REFERENCES

1. Public Health Service. Oral health of United States children: the National Survey of Dental Caries in United States School Children: 1986-87: National and Regional Findings. United States Department of Health and Human Services, 1989; NIH publication no. 89-2247.

2. Public Health Service. Oral health of Unites States adults: the National Survey of Oral Health in United States Employed Adults and Seniors: 1985-86. National Findings. United States Department of Health and Human Services, 1989; NIH publication no. 89-1232.

3. Newbrun E. Effectiveness of water fluoridation. Journal of Public Health Dentistry 1989; 49:279-89.

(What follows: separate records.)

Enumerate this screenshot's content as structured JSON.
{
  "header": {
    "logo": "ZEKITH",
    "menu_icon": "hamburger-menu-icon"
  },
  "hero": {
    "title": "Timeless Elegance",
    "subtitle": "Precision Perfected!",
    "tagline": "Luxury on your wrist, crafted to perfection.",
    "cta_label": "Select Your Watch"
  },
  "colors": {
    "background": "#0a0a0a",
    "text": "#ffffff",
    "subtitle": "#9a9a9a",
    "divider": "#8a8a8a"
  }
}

4. Public Health Service. Fluoridation census 1992. Atlanta, Georgia: United States Department of Health and Human Services, Centers for Disease Control and Prevention, September 1993.

5. Public Health Service. Healthy people 2000: national health promotion and disease prevention objectives - full report, with commentary. Washington, DC: United States Department of Health and Human Services, Public Health Service, 1991; DHHS publication no. 91-50212.

6. National Research Council. Health effects of ingested fluoride. Washington, DC: National Academy Press, 1993.

7. Public Health Service. Review of Fluoride -- benefits and risks. Report of the Ad Hoc Subcommittee on Fluoride of the Committee to Coordinate Environmental Health and Related Programs. Public Health Service, United States Department of Health and Human Services, February 1991.

8. Centers for Disease Control and Prevention. Public health focus: fluoridation of community water systems. MMWR 1992; 41:372-5,381.

TABLE: Fluoride Voter Support, by Percent (Ref. www.dhs.cahwnet.gov/...):

'91'92'93'94Total
Total73.471.768.370.971
Sex     
F75.173.169.270.371.9
M72706771.470.1
Educ.     
Coll. grad76.374.87071.173
Some coll.73.471.367.668.871
H.S. grad65.369.870.274.572.2
Left H.S.68.367.563.268.266.9
Age     
18-3874.168.665.669.669.5
39-5975.674.170.972.573.2
60+67.475.67171.171.3
Race     
White72.171.668.168.570.1
Black81.87475.774.676.8
Hisp.76.370.672.575.474.1
Asian / PI65.471.265.572.870.4
Other70.974.362.770.268.7

ITEM HERE